◆ What to work on:
Copy out the entries exactly, from the first line to the last.
___
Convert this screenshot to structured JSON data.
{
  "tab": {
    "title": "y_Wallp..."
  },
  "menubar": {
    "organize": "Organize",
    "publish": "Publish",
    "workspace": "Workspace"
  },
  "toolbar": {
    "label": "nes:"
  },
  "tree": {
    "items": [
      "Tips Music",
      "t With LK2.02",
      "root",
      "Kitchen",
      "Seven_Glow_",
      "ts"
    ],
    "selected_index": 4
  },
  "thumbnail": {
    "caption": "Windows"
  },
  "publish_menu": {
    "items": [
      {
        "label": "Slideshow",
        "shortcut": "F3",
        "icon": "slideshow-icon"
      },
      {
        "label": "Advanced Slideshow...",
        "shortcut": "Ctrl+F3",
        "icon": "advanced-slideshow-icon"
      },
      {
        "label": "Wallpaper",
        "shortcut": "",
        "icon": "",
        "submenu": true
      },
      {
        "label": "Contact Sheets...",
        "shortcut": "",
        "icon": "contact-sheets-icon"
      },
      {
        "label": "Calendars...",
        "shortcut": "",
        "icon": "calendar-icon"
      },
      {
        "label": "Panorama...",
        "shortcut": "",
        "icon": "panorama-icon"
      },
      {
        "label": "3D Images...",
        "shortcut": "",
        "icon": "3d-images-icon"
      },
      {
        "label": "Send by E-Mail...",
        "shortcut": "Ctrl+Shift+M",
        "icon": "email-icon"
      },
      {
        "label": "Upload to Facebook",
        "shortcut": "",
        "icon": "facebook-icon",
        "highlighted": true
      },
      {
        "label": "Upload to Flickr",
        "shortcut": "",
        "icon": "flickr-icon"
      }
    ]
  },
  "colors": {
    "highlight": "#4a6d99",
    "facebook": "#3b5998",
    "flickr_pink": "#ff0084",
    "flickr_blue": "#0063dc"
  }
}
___
◆ Solved exercise:
Convert this screenshot to structured JSON data.
{
  "tab": {
    "title": "y_Wallp..."
  },
  "menubar": {
    "organize": "Organize",
    "publish": "Publish",
    "workspace": "Workspace"
  },
  "toolbar": {
    "label": "nes:"
  },
  "tree": {
    "items": [
      "Tips Music",
      "t With LK2.02",
      "root",
      "Kitchen",
      "Seven_Glow_",
      "ts"
    ],
    "selected_index": 4
  },
  "thumbnail": {
    "caption": "Windows"
  },
  "publish_menu": {
    "items": [
      {
        "label": "Slideshow",
        "shortcut": "F3",
        "icon": "slideshow-icon"
      },
      {
        "label": "Advanced Slideshow...",
        "shortcut": "Ctrl+F3",
        "icon": "advanced-slideshow-icon"
      },
      {
        "label": "Wallpaper",
        "shortcut": "",
        "icon": "",
        "submenu": true
      },
      {
        "label": "Contact Sheets...",
        "shortcut": "",
        "icon": "contact-sheets-icon"
      },
      {
        "label": "Calendars...",
        "shortcut": "",
        "icon": "calendar-icon"
      },
      {
        "label": "Panorama...",
        "shortcut": "",
        "icon": "panorama-icon"
      },
      {
        "label": "3D Images...",
        "shortcut": "",
        "icon": "3d-images-icon"
      },
      {
        "label": "Send by E-Mail...",
        "shortcut": "Ctrl+Shift+M",
        "icon": "email-icon"
      },
      {
        "label": "Upload to Facebook",
        "shortcut": "",
        "icon": "facebook-icon",
        "highlighted": true
      },
      {
        "label": "Upload to Flickr",
        "shortcut": "",
        "icon": "flickr-icon"
      }
    ]
  },
  "colors": {
    "highlight": "#4a6d99",
    "facebook": "#3b5998",
    "flickr_pink": "#ff0084",
    "flickr_blue": "#0063dc"
  }
}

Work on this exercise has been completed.